For a more detailed summary please click here.
Vastint Leeds BV v Persons Unknown Entering or Remaining Without the Consent of the Claimant on Land and Buildings Comprising Part of a Development Site Known as the Former Tetley Brewery Site, Leeds  EWHC 2456 (Ch)
Consultation: Implementing reforms to the leasehold system in England
Following the Government’s announcement in December 2017 that it intended to:
- ban leaseholds for almost all new build houses
- make changes so that ground rents on new long leases were set to zero, and
- generally improve the leasehold experience for the consumer,
the Government has now issued a consultation on how to implement these reforms. Specifically, the consultation is seeking views on how to implement:
- a ban on the unjustified use of leasehold for new houses
- the reduction of future ground rents to a nominal value
- measures to ensure that the charges that freeholders must pay towards the maintenance of communal areas are fairer and more transparent, and
- measures to improve how leasehold properties are sold.
The consultation notes that “Where aspects of the December announcement, including the commitment to legislate to address loopholes in legislation to protect leaseholders and freeholders, are not referenced in this document, we are able to take the action we need outside of the consultation”.
James Brokenshire, Secretary of State for Housing, Communities and Local Government has stated that he “will introduce new legislation, when Parliamentary time allows, making the leasehold system in England fairer and more transparent”.
The proposals relate to England only and the consultation closes on 26 November 2018.
For further details on these proposals please click here.
Breakfast briefing: Buildings and operational liabilities - are you covered?
Our November breakfast briefing will look at the operational responsibilities and associated liabilities of those parties who let, finance and manage real estate.
There will be a specific focus on property which has recently been constructed and the options for recourse for the different parties where fire and life safety (FLS) issues subsequently arise.

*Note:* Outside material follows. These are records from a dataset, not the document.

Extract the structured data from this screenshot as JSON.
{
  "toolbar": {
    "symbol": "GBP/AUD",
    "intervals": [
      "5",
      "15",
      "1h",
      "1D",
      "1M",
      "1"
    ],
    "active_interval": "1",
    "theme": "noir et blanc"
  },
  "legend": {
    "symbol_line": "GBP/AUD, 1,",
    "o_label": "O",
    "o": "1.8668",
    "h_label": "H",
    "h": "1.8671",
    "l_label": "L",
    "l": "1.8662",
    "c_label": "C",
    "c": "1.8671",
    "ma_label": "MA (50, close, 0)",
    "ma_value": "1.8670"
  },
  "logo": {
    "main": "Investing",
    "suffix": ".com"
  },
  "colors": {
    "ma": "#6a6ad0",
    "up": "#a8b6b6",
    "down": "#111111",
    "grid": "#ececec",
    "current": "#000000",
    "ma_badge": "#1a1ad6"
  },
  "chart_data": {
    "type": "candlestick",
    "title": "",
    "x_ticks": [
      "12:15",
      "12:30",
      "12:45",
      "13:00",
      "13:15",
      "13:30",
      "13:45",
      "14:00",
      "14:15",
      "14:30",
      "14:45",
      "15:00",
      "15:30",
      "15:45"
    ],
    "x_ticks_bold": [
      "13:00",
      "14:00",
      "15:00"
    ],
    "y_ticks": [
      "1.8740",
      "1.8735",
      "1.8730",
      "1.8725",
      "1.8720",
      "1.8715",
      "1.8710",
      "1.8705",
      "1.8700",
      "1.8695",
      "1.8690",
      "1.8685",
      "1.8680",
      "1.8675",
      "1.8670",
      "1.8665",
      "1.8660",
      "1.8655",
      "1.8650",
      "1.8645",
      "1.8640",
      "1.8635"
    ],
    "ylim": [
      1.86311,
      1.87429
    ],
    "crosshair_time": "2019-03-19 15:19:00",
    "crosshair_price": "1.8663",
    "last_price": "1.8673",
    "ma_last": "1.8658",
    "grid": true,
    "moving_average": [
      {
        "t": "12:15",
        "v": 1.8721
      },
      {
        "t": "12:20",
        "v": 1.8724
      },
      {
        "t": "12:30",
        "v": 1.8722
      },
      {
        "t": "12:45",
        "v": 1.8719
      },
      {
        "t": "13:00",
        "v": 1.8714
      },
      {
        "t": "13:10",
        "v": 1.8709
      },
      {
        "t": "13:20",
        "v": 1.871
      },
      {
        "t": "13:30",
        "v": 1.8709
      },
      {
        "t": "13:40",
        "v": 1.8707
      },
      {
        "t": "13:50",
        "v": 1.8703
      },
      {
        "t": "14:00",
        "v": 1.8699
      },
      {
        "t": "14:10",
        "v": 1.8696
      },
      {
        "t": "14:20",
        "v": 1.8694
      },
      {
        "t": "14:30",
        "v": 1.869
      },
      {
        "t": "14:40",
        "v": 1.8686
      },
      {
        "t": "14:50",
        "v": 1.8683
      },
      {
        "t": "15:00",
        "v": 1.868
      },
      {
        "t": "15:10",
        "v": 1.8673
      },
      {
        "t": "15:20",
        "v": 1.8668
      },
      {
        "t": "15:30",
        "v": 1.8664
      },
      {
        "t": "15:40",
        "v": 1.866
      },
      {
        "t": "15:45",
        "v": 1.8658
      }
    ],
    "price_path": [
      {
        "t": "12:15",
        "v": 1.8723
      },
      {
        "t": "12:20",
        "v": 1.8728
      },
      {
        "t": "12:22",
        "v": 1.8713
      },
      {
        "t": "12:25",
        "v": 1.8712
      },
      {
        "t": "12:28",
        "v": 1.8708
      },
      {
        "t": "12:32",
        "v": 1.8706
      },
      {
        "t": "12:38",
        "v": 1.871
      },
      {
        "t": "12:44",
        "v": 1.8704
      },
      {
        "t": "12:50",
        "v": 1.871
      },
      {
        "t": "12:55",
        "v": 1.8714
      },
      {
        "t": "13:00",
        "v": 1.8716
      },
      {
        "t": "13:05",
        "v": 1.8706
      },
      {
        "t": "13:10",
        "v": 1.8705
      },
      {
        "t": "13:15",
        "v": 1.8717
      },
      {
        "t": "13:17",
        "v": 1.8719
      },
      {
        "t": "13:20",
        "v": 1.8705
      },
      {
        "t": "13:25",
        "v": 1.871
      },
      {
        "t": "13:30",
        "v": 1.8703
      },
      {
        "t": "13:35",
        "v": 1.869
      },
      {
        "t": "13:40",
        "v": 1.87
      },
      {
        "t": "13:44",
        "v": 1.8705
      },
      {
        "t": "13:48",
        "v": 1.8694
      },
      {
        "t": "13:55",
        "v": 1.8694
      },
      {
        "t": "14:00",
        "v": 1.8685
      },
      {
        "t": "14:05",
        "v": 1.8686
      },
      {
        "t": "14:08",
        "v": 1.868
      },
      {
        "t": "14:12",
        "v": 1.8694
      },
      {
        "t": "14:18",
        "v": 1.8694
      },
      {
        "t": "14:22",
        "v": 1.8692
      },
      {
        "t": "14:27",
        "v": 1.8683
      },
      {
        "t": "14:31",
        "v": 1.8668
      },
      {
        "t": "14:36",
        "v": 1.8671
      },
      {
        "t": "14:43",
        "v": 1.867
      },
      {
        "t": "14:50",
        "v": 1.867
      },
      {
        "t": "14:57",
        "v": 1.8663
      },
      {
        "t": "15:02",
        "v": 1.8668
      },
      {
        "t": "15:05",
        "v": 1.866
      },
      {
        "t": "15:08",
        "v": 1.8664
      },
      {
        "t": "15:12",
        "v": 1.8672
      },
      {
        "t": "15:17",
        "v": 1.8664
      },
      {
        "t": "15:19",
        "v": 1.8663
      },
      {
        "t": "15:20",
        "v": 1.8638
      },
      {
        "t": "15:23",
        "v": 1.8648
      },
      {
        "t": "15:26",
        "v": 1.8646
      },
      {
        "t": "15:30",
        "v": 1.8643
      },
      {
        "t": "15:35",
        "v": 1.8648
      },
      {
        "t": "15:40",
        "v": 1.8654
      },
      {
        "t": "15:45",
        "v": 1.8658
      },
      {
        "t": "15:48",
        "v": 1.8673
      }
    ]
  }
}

The session will also highlight gaps where parties may find themselves exposed.
The briefing will also cover the latest developments in relation to cladding systems, and in particular those which include Aluminium Composite Materials. The session will address the challenges which may be faced where design and workmanship issues are identified during cladding related investigations.
The different roles insurance can play in relation to these issues will be discussed as well as highlighting practical steps which can be taken when these difficulties arise during the course of a transaction.
Simmons & Simmons partners John Kelsey and Felix Zimmermann will be joined by David Lyle of Lockton to discuss these issues.
Please click here for registration details.
This document (and any information accessed through links in this document) is provided for information purposes only and does not constitute legal advice. Professional legal advice should be obtained before taking or refraining from any action as a result of the contents of this document.